We'll have flats of Roma tomatoes for sale at the markets this weekend: Friday 3-6pm in front of Chapman's in Fairlee, and Saturday 9-1pm at the Norwich Farmers' Market. CSA customers can order from our online store for pick up along with their weekly share.
All the ingredients you need to make a delicious Salsa Verde are available right now: tomatillos, garlic, cilantro, hot peppers. It's so simple, you're going to love it! Check out the recipe here.
This is the final week of our Summer CSA Shares, but there's still much more to come! We have a few spaces open for our Fall CSA Shares. Sign up today and receive the best of our fall harvest for the next 16 weeks, until the end of December. Weekly deliveries or Half Share bi-weekly deliveries available for the fall season.
Recipes for High Summer
This week we'd like to introduce Ali Price, a Root 5 Farm CSA member and local food educator. Ali provides group and private cooking lessons to folks in the Upper Valley. She's also an aspiring Health Coach and born and raised vegetable lover.
This season Ali is creating a series of weekly recipes that work with the ingredients in her CSA box. Her recipes are clear and easy to read, with lots of step-by-step photos. We're excited to share these fantastic recipes with you on our website. Look for links in our weekly newsletter, or just check out Seasonal Recipes under the 'info' tab on our website.
Many people find that being a CSA member or shopping at the farmers' market and working with seasonal ingredients fosters a new approach to cooking. You can enjoy delicious meals and save time and money by adapting recipes to use what's freshly harvested and what else is on hand. Many recipes can be made successfully with substitutions or omissions, and vegetables are especially suited to this approach.
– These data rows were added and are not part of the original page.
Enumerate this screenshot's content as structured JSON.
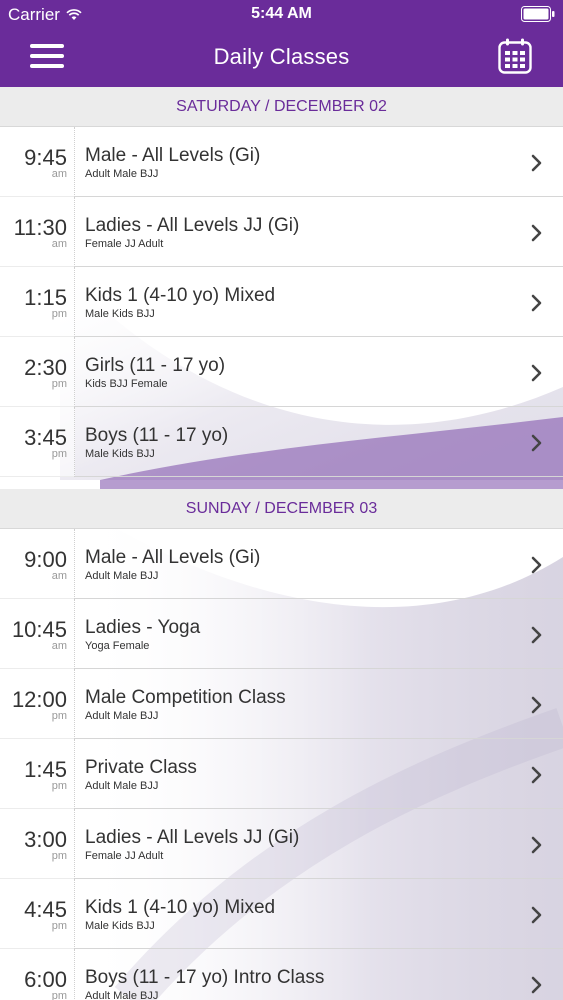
{
  "status_bar": {
    "carrier": "Carrier",
    "time": "5:44 AM"
  },
  "nav": {
    "title": "Daily Classes",
    "menu_icon": "hamburger-menu-icon",
    "calendar_icon": "calendar-icon"
  },
  "colors": {
    "brand": "#6a2c9a",
    "section_bg": "#ececec",
    "text": "#333333",
    "muted": "#999999"
  },
  "days": [
    {
      "label": "SATURDAY / DECEMBER 02",
      "classes": [
        {
          "time": "9:45",
          "ampm": "am",
          "title": "Male - All Levels (Gi)",
          "subtitle": "Adult Male BJJ"
        },
        {
          "time": "11:30",
          "ampm": "am",
          "title": "Ladies - All Levels JJ (Gi)",
          "subtitle": "Female JJ Adult"
        },
        {
          "time": "1:15",
          "ampm": "pm",
          "title": "Kids 1 (4-10 yo) Mixed",
          "subtitle": "Male Kids BJJ"
        },
        {
          "time": "2:30",
          "ampm": "pm",
          "title": "Girls (11 - 17 yo)",
          "subtitle": "Kids BJJ Female"
        },
        {
          "time": "3:45",
          "ampm": "pm",
          "title": "Boys (11 - 17 yo)",
          "subtitle": "Male Kids BJJ"
        }
      ]
    },
    {
      "label": "SUNDAY / DECEMBER 03",
      "classes": [
        {
          "time": "9:00",
          "ampm": "am",
          "title": "Male - All Levels (Gi)",
          "subtitle": "Adult Male BJJ"
        },
        {
          "time": "10:45",
          "ampm": "am",
          "title": "Ladies - Yoga",
          "subtitle": "Yoga Female"
        },
        {
          "time": "12:00",
          "ampm": "pm",
          "title": "Male Competition Class",
          "subtitle": "Adult Male BJJ"
        },
        {
          "time": "1:45",
          "ampm": "pm",
          "title": "Private Class",
          "subtitle": "Adult Male BJJ"
        },
        {
          "time": "3:00",
          "ampm": "pm",
          "title": "Ladies - All Levels JJ (Gi)",
          "subtitle": "Female JJ Adult"
        },
        {
          "time": "4:45",
          "ampm": "pm",
          "title": "Kids 1 (4-10 yo) Mixed",
          "subtitle": "Male Kids BJJ"
        },
        {
          "time": "6:00",
          "ampm": "pm",
          "title": "Boys (11 - 17 yo) Intro Class",
          "subtitle": "Adult Male BJJ"
        }
      ]
    }
  ]
}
When you're looking for a substitute, think about plant families. For example, main courses often call for at least one member of the onion family (scallion, onion, garlic, leek, chive, etc). Alliums can usually be substituted for each other with excellent results. Members of the diverse brassica family can often stand in for each other. Kohlrabi, for example, could fill in for broccoli or cabbage in a variety of situations, because their flavors and crunchy textures are similar.
Ali is working on a series of master recipes that use some basic staples and flexible combinations of vegetables and spices, rather than a fixed set of ingredients. Check out these delectable examples- Grilled Summer Vegetables and Simple Summer Bites.
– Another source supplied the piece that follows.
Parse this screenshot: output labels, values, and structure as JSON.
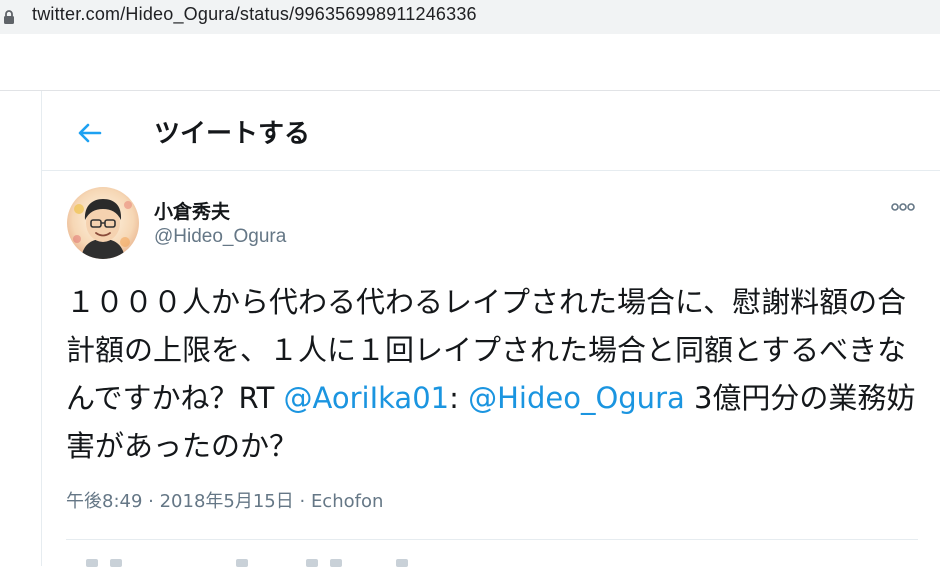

If you want to learn more about keeping your produce fresh once you get it to your kitchen, check out the storage tips on our website. Not all vegetables should be stored in the same way. For example, did you know that the best way to keep basil fresh is in a glass of water on your counter top, not in the fridge? Or that if you take the tops off your fresh carrot, beet, and radish bunches and store the roots in a plastic bag in your fridge, they will stay crispy and keep for months? Or that tomatoes should never be stored in the refrigerator? Learn more about the ideal temperature, humidity, and expected storage time for different vegetables on our website.